INSTRUCTIONS TO FOLLOW: In the entries below, identify every line with the string "value" and copy it.

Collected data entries
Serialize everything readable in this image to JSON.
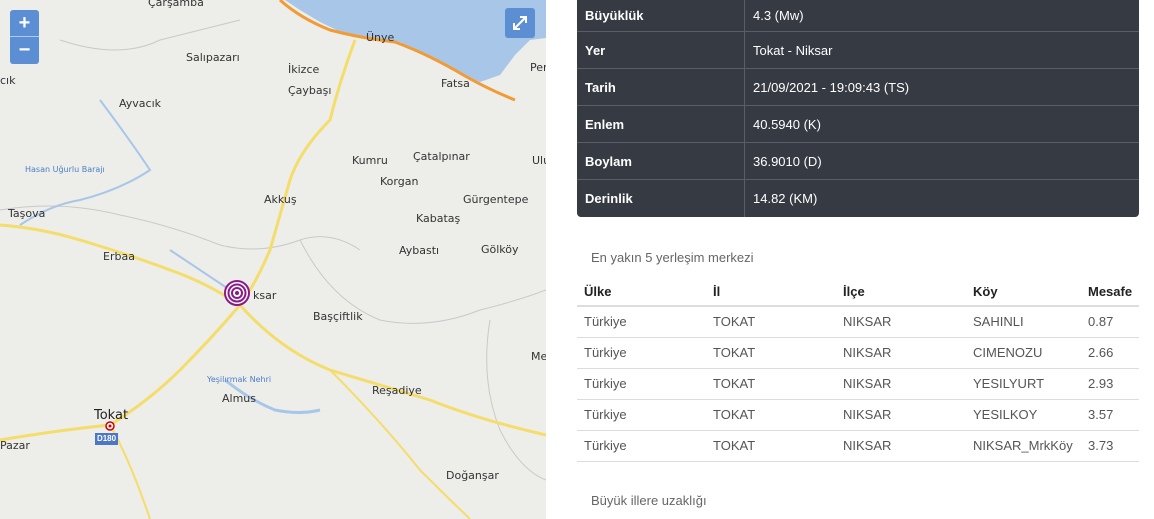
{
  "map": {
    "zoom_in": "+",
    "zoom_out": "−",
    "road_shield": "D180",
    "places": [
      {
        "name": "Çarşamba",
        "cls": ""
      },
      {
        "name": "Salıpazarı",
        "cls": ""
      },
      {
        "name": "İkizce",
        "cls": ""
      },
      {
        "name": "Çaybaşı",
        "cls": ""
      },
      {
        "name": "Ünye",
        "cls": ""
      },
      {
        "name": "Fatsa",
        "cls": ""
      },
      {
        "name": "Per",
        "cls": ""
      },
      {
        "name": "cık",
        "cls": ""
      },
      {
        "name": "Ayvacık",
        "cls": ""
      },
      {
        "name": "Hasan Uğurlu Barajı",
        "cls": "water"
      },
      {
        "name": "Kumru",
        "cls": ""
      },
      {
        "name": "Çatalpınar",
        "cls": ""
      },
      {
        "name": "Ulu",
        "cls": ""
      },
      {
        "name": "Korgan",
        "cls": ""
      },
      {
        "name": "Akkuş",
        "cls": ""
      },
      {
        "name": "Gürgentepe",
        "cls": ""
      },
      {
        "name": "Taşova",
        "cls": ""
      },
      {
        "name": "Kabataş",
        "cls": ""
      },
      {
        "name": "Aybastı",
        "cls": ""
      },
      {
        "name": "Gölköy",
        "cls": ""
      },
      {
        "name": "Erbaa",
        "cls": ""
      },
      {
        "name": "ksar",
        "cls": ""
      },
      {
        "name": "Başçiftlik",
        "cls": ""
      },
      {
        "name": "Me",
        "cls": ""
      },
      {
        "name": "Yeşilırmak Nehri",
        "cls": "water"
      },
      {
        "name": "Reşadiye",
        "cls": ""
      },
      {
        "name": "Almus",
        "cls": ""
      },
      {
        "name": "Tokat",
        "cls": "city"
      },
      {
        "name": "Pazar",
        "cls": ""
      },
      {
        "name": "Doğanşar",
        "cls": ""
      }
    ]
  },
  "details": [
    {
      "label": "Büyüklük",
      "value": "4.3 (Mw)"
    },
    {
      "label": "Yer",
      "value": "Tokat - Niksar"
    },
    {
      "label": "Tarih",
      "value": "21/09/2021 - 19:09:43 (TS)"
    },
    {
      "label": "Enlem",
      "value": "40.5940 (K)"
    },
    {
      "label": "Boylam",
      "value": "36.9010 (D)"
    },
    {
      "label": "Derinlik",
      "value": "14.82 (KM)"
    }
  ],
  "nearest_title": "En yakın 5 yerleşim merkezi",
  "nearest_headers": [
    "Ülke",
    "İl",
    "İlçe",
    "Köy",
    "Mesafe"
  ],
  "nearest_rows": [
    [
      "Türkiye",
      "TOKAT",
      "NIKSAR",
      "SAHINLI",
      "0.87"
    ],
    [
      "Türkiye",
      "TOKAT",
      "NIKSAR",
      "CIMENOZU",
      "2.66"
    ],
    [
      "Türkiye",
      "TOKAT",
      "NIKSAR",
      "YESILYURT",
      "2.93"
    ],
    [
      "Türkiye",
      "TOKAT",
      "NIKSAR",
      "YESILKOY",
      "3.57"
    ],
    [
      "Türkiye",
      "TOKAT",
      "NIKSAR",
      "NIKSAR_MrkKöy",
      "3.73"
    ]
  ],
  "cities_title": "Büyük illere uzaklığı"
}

WRITTEN SOLUTION:
      "value": "4.3 (Mw)"
      "value": "Tokat - Niksar"
      "value": "21/09/2021 - 19:09:43 (TS)"
      "value": "40.5940 (K)"
      "value": "36.9010 (D)"
      "value": "14.82 (KM)"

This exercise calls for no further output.